---. The Letters of Frederick Philip Grove. Edited by D. Pacey. Toronto: University of Toronto Press, 1976.---. Poems/Gedichte. By/von F. P. Grove, F. P. Greve, and/und “Fanny Essler.” Edited by Gaby Divay. Winnipeg: Wolf-Verlag, 1993.
Hjartarson, Paul. “Of Greve, Grove, and Other Strangers: The Autobiography of the Baroness Elsa von Freytag-Loringhoven.” In A Stranger to My Time, by Grove, 269–284. Edmonton: NeWest Press, 1986.
---. “The Self, Its Discourse, and the Others: The Autobiographies of Frederick Philip Grove and Elsa von Freytag-Loringhoven.” In Reflections: Autobiography and Canadian Literature, edited by K. P. Stich, 115–129. Ottowa: University of Ottowa Press, 1988.

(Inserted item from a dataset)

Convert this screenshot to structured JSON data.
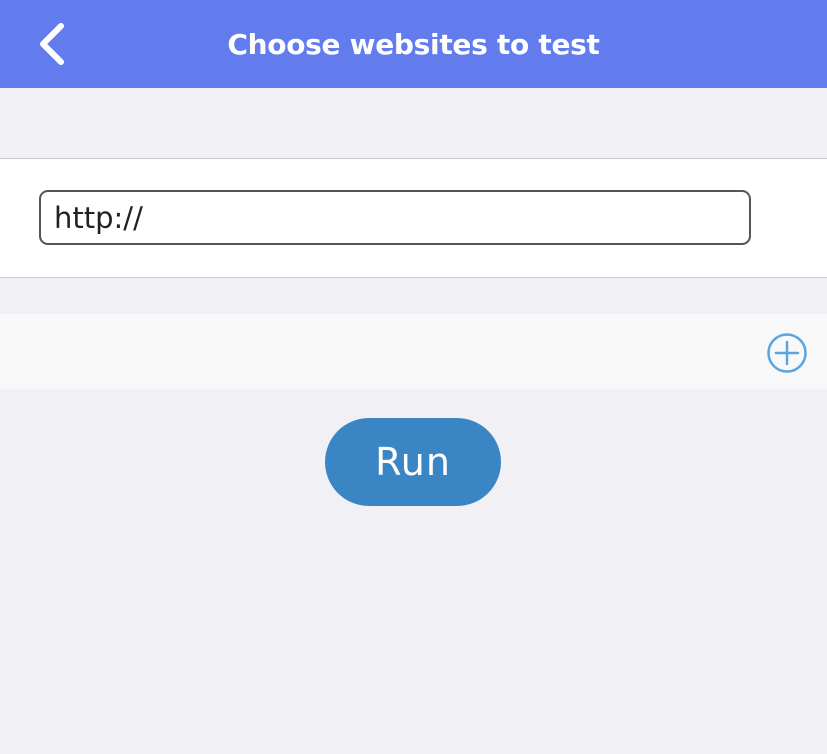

Kippenberg, Anton. Letter to Else Greve, September 21, 1909. In The Letters of Frederick Philip Grove, 550–552. Toronto: University of Toronto Press, 1976.
Naumann, Francis M. Conversion to Modernism: The Early Work of Man Ray. New Brunswick: Rutgers University Press, 2003.
---. New York Dada, 1915–23. New York: Abrams, 1994.
Reichel, Klaus. Vom Jugendstil zur Sachlichkeit: August Endell, 1871–1925. Dissertation. Bochum, 1974.
Reiss, Robert. “My Baroness: Elsa von Freytag-Loringhoven.” In New York Dada, edited by Naumann, 81–101.
Schüssler, Susanne. Ernst Hardt: eine monographische Studie. Frankfurt and New York: Peter Lang, 1994.
Spettigue, D. O. FPG: The European Years. Ottawa: Oberon, 1973.
1. All references to Freytag-Loringhoven’s “Autobiography” are to the 205-page typescript prepared by Djuna Barnes from various manuscript sources. All poems or correspondence addressed also stem from the Baroness Elsa von Freytag-Loringhoven Papers, Literary Manuscripts, University of Maryland, College Park.
8. Much of what is said here about the “Fanny Essler” complex is explored in my Arachne article “Fanny Essler’s Poems: Felix Paul Greve’s or Else von Freytag-Loringhoven’s?”; much about the Baroness’s blackmail poems is covered in my “Abrechnung und Aufarbeitung im Gedicht: Else von Freytag-Loringhoven über drei Männer (E. Hardt, A. Endell, F. P. Greve).”
9. There is yet another biographical layer here: Endell’s only known published poem “Schneetag,” published in Pan 2, no. 3 (1896): 215, is similar to, though more somber than, Else’s “snow poem”: see part 5 of “Fanny Essler’s Poems.”